● **What you have to do**
Without pictures, retype the following entries exactly.

-=-=-=-=-

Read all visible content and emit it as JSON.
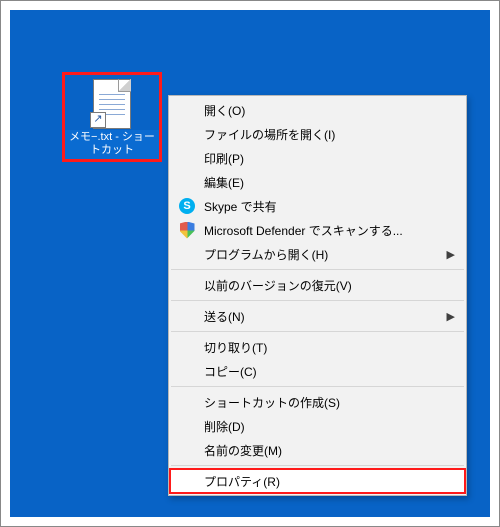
{
  "desktop": {
    "icon_label": "メモ−.txt - ショートカット"
  },
  "context_menu": {
    "items": [
      {
        "type": "item",
        "label": "開く(O)"
      },
      {
        "type": "item",
        "label": "ファイルの場所を開く(I)"
      },
      {
        "type": "item",
        "label": "印刷(P)"
      },
      {
        "type": "item",
        "label": "編集(E)"
      },
      {
        "type": "item",
        "label": "Skype で共有",
        "icon": "skype"
      },
      {
        "type": "item",
        "label": "Microsoft Defender でスキャンする...",
        "icon": "defender"
      },
      {
        "type": "item",
        "label": "プログラムから開く(H)",
        "submenu": true
      },
      {
        "type": "sep"
      },
      {
        "type": "item",
        "label": "以前のバージョンの復元(V)"
      },
      {
        "type": "sep"
      },
      {
        "type": "item",
        "label": "送る(N)",
        "submenu": true
      },
      {
        "type": "sep"
      },
      {
        "type": "item",
        "label": "切り取り(T)"
      },
      {
        "type": "item",
        "label": "コピー(C)"
      },
      {
        "type": "sep"
      },
      {
        "type": "item",
        "label": "ショートカットの作成(S)"
      },
      {
        "type": "item",
        "label": "削除(D)"
      },
      {
        "type": "item",
        "label": "名前の変更(M)"
      },
      {
        "type": "sep"
      },
      {
        "type": "item",
        "label": "プロパティ(R)",
        "highlighted": true
      }
    ]
  }
}
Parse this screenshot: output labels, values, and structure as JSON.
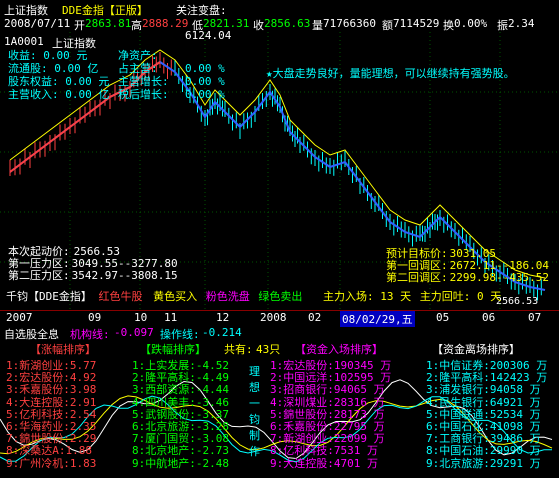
{
  "topbar": {
    "title": "上证指数",
    "indicator": "DDE金指【正版】",
    "focus": "关注变盘:",
    "date": "2008/07/11",
    "open_label": "开",
    "open": "2863.81",
    "high_label": "高",
    "high": "2888.29",
    "low_label": "低",
    "low": "2821.31",
    "close_label": "收",
    "close": "2856.63",
    "volume_label": "量",
    "volume": "71766360",
    "amount_label": "额",
    "amount": "7114529",
    "turnover_label": "换",
    "turnover": "0.00%",
    "amplitude_label": "振",
    "amplitude": "2.34"
  },
  "info": {
    "code": "1A0001",
    "name": "上证指数",
    "peak": "6124.04",
    "rows": [
      {
        "label": "收益:",
        "value": "0.00",
        "unit": "元",
        "label2": "净资产:"
      },
      {
        "label": "流通股:",
        "value": "0.00",
        "unit": "亿",
        "label2": "占主营:"
      },
      {
        "label": "股东权益:",
        "value": "0.00",
        "unit": "元",
        "label2": "主营增长:"
      },
      {
        "label": "主营收入:",
        "value": "0.00",
        "unit": "亿",
        "label2": "税后增长:"
      }
    ],
    "pct": [
      "0.00 %",
      "0.00 %",
      "0.00 %"
    ]
  },
  "annotation": "★大盘走势良好，量能理想，可以继续持有强势股。",
  "levels": {
    "start_label": "本次起动价:",
    "start": "2566.53",
    "press1_label": "第一压力区:",
    "press1": "3049.55--3277.80",
    "press2_label": "第二压力区:",
    "press2": "3542.97--3808.15",
    "target_label": "预计目标价:",
    "target": "3031.05",
    "pull1_label": "第一回调区:",
    "pull1": "2672.11--186.04",
    "pull2_label": "第二回调区:",
    "pull2": "2299.98--435.52",
    "low_mark": "2566.53"
  },
  "legend": {
    "brand": "千钧【DDE金指】",
    "red": "红色牛股",
    "yellow": "黄色买入",
    "pink": "粉色洗盘",
    "green": "绿色卖出",
    "main_in": "主力入场:",
    "main_in_val": "13 天",
    "main_back": "主力回吐:",
    "main_back_val": "0 天"
  },
  "axis": {
    "labels": [
      "2007",
      "09",
      "10",
      "11",
      "12",
      "2008",
      "02"
    ],
    "cursor_date": "08/02/29,五",
    "labels2": [
      "05",
      "06",
      "07"
    ]
  },
  "bottom": {
    "left_title": "自选股全息",
    "agency_label": "机构线:",
    "agency_val": "-0.097",
    "op_label": "操作线:",
    "op_val": "-0.214",
    "rise_title": "【涨幅排序】",
    "fall_title": "【跌幅排序】",
    "total_label": "共有:",
    "total_val": "43只",
    "inflow_title": "【资金入场排序】",
    "outflow_title": "【资金离场排序】",
    "watermark": "理想一钧制作",
    "rise": [
      [
        "1:",
        "新湖创业:",
        "5.77"
      ],
      [
        "2:",
        "宏达股份:",
        "4.92"
      ],
      [
        "3:",
        "禾嘉股份:",
        "3.98"
      ],
      [
        "4:",
        "大连控股:",
        "2.91"
      ],
      [
        "5:",
        "亿利科技:",
        "2.54"
      ],
      [
        "6:",
        "华海药业:",
        "2.35"
      ],
      [
        "7:",
        "錦世股份:",
        "2.29"
      ],
      [
        "8:",
        "深桑达A:",
        "1.88"
      ],
      [
        "9:",
        "广州冷机:",
        "1.83"
      ]
    ],
    "fall": [
      [
        "1:",
        "上实发展:",
        "-4.52"
      ],
      [
        "2:",
        "隆平高科:",
        "-4.49"
      ],
      [
        "3:",
        "西部资源:",
        "-4.44"
      ],
      [
        "4:",
        "四川美丰:",
        "-3.46"
      ],
      [
        "5:",
        "武钢股份:",
        "-3.37"
      ],
      [
        "6:",
        "北京旅游:",
        "-3.28"
      ],
      [
        "7:",
        "厦门国贸:",
        "-3.08"
      ],
      [
        "8:",
        "北京地产:",
        "-2.73"
      ],
      [
        "9:",
        "中航地产:",
        "-2.48"
      ]
    ],
    "inflow": [
      [
        "1:",
        "宏达股份:",
        "190345",
        "万"
      ],
      [
        "2:",
        "中国远洋:",
        "102595",
        "万"
      ],
      [
        "3:",
        "招商银行:",
        "94065",
        "万"
      ],
      [
        "4:",
        "深圳煤业:",
        "28316",
        "万"
      ],
      [
        "5:",
        "錦世股份:",
        "28173",
        "万"
      ],
      [
        "6:",
        "禾嘉股份:",
        "22795",
        "万"
      ],
      [
        "7:",
        "新湖创业:",
        "22099",
        "万"
      ],
      [
        "8:",
        "亿利科技:",
        "7531",
        "万"
      ],
      [
        "9:",
        "大连控股:",
        "4701",
        "万"
      ]
    ],
    "outflow": [
      [
        "1:",
        "中信证券:",
        "200306",
        "万"
      ],
      [
        "2:",
        "隆平高科:",
        "142423",
        "万"
      ],
      [
        "3:",
        "浦发银行:",
        "94058",
        "万"
      ],
      [
        "4:",
        "民生银行:",
        "64921",
        "万"
      ],
      [
        "5:",
        "中国联通:",
        "52534",
        "万"
      ],
      [
        "6:",
        "中国石化:",
        "41098",
        "万"
      ],
      [
        "7:",
        "工商银行:",
        "39486",
        "万"
      ],
      [
        "8:",
        "中国石油:",
        "29990",
        "万"
      ],
      [
        "9:",
        "北京旅游:",
        "29291",
        "万"
      ]
    ]
  },
  "colors": {
    "red": "#ff4040",
    "yellow": "#ffff00",
    "green": "#00ff00",
    "cyan": "#00ffff",
    "magenta": "#ff00ff",
    "blue": "#3060ff",
    "white": "#ffffff"
  }
}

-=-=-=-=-

● **Output of the exercise**
Read all visible content and emit it as JSON.
{
  "desktop": {
    "icon_label": "メモ−.txt - ショートカット"
  },
  "context_menu": {
    "items": [
      {
        "type": "item",
        "label": "開く(O)"
      },
      {
        "type": "item",
        "label": "ファイルの場所を開く(I)"
      },
      {
        "type": "item",
        "label": "印刷(P)"
      },
      {
        "type": "item",
        "label": "編集(E)"
      },
      {
        "type": "item",
        "label": "Skype で共有",
        "icon": "skype"
      },
      {
        "type": "item",
        "label": "Microsoft Defender でスキャンする...",
        "icon": "defender"
      },
      {
        "type": "item",
        "label": "プログラムから開く(H)",
        "submenu": true
      },
      {
        "type": "sep"
      },
      {
        "type": "item",
        "label": "以前のバージョンの復元(V)"
      },
      {
        "type": "sep"
      },
      {
        "type": "item",
        "label": "送る(N)",
        "submenu": true
      },
      {
        "type": "sep"
      },
      {
        "type": "item",
        "label": "切り取り(T)"
      },
      {
        "type": "item",
        "label": "コピー(C)"
      },
      {
        "type": "sep"
      },
      {
        "type": "item",
        "label": "ショートカットの作成(S)"
      },
      {
        "type": "item",
        "label": "削除(D)"
      },
      {
        "type": "item",
        "label": "名前の変更(M)"
      },
      {
        "type": "sep"
      },
      {
        "type": "item",
        "label": "プロパティ(R)",
        "highlighted": true
      }
    ]
  }
}
Parse this screenshot: output labels, values, and structure as JSON.
{
  "topbar": {
    "title": "上证指数",
    "indicator": "DDE金指【正版】",
    "focus": "关注变盘:",
    "date": "2008/07/11",
    "open_label": "开",
    "open": "2863.81",
    "high_label": "高",
    "high": "2888.29",
    "low_label": "低",
    "low": "2821.31",
    "close_label": "收",
    "close": "2856.63",
    "volume_label": "量",
    "volume": "71766360",
    "amount_label": "额",
    "amount": "7114529",
    "turnover_label": "换",
    "turnover": "0.00%",
    "amplitude_label": "振",
    "amplitude": "2.34"
  },
  "info": {
    "code": "1A0001",
    "name": "上证指数",
    "peak": "6124.04",
    "rows": [
      {
        "label": "收益:",
        "value": "0.00",
        "unit": "元",
        "label2": "净资产:"
      },
      {
        "label": "流通股:",
        "value": "0.00",
        "unit": "亿",
        "label2": "占主营:"
      },
      {
        "label": "股东权益:",
        "value": "0.00",
        "unit": "元",
        "label2": "主营增长:"
      },
      {
        "label": "主营收入:",
        "value": "0.00",
        "unit": "亿",
        "label2": "税后增长:"
      }
    ],
    "pct": [
      "0.00 %",
      "0.00 %",
      "0.00 %"
    ]
  },
  "annotation": "★大盘走势良好，量能理想，可以继续持有强势股。",
  "levels": {
    "start_label": "本次起动价:",
    "start": "2566.53",
    "press1_label": "第一压力区:",
    "press1": "3049.55--3277.80",
    "press2_label": "第二压力区:",
    "press2": "3542.97--3808.15",
    "target_label": "预计目标价:",
    "target": "3031.05",
    "pull1_label": "第一回调区:",
    "pull1": "2672.11--186.04",
    "pull2_label": "第二回调区:",
    "pull2": "2299.98--435.52",
    "low_mark": "2566.53"
  },
  "legend": {
    "brand": "千钧【DDE金指】",
    "red": "红色牛股",
    "yellow": "黄色买入",
    "pink": "粉色洗盘",
    "green": "绿色卖出",
    "main_in": "主力入场:",
    "main_in_val": "13 天",
    "main_back": "主力回吐:",
    "main_back_val": "0 天"
  },
  "axis": {
    "labels": [
      "2007",
      "09",
      "10",
      "11",
      "12",
      "2008",
      "02"
    ],
    "cursor_date": "08/02/29,五",
    "labels2": [
      "05",
      "06",
      "07"
    ]
  },
  "bottom": {
    "left_title": "自选股全息",
    "agency_label": "机构线:",
    "agency_val": "-0.097",
    "op_label": "操作线:",
    "op_val": "-0.214",
    "rise_title": "【涨幅排序】",
    "fall_title": "【跌幅排序】",
    "total_label": "共有:",
    "total_val": "43只",
    "inflow_title": "【资金入场排序】",
    "outflow_title": "【资金离场排序】",
    "watermark": "理想一钧制作",
    "rise": [
      [
        "1:",
        "新湖创业:",
        "5.77"
      ],
      [
        "2:",
        "宏达股份:",
        "4.92"
      ],
      [
        "3:",
        "禾嘉股份:",
        "3.98"
      ],
      [
        "4:",
        "大连控股:",
        "2.91"
      ],
      [
        "5:",
        "亿利科技:",
        "2.54"
      ],
      [
        "6:",
        "华海药业:",
        "2.35"
      ],
      [
        "7:",
        "錦世股份:",
        "2.29"
      ],
      [
        "8:",
        "深桑达A:",
        "1.88"
      ],
      [
        "9:",
        "广州冷机:",
        "1.83"
      ]
    ],
    "fall": [
      [
        "1:",
        "上实发展:",
        "-4.52"
      ],
      [
        "2:",
        "隆平高科:",
        "-4.49"
      ],
      [
        "3:",
        "西部资源:",
        "-4.44"
      ],
      [
        "4:",
        "四川美丰:",
        "-3.46"
      ],
      [
        "5:",
        "武钢股份:",
        "-3.37"
      ],
      [
        "6:",
        "北京旅游:",
        "-3.28"
      ],
      [
        "7:",
        "厦门国贸:",
        "-3.08"
      ],
      [
        "8:",
        "北京地产:",
        "-2.73"
      ],
      [
        "9:",
        "中航地产:",
        "-2.48"
      ]
    ],
    "inflow": [
      [
        "1:",
        "宏达股份:",
        "190345",
        "万"
      ],
      [
        "2:",
        "中国远洋:",
        "102595",
        "万"
      ],
      [
        "3:",
        "招商银行:",
        "94065",
        "万"
      ],
      [
        "4:",
        "深圳煤业:",
        "28316",
        "万"
      ],
      [
        "5:",
        "錦世股份:",
        "28173",
        "万"
      ],
      [
        "6:",
        "禾嘉股份:",
        "22795",
        "万"
      ],
      [
        "7:",
        "新湖创业:",
        "22099",
        "万"
      ],
      [
        "8:",
        "亿利科技:",
        "7531",
        "万"
      ],
      [
        "9:",
        "大连控股:",
        "4701",
        "万"
      ]
    ],
    "outflow": [
      [
        "1:",
        "中信证券:",
        "200306",
        "万"
      ],
      [
        "2:",
        "隆平高科:",
        "142423",
        "万"
      ],
      [
        "3:",
        "浦发银行:",
        "94058",
        "万"
      ],
      [
        "4:",
        "民生银行:",
        "64921",
        "万"
      ],
      [
        "5:",
        "中国联通:",
        "52534",
        "万"
      ],
      [
        "6:",
        "中国石化:",
        "41098",
        "万"
      ],
      [
        "7:",
        "工商银行:",
        "39486",
        "万"
      ],
      [
        "8:",
        "中国石油:",
        "29990",
        "万"
      ],
      [
        "9:",
        "北京旅游:",
        "29291",
        "万"
      ]
    ]
  },
  "colors": {
    "red": "#ff4040",
    "yellow": "#ffff00",
    "green": "#00ff00",
    "cyan": "#00ffff",
    "magenta": "#ff00ff",
    "blue": "#3060ff",
    "white": "#ffffff"
  }
}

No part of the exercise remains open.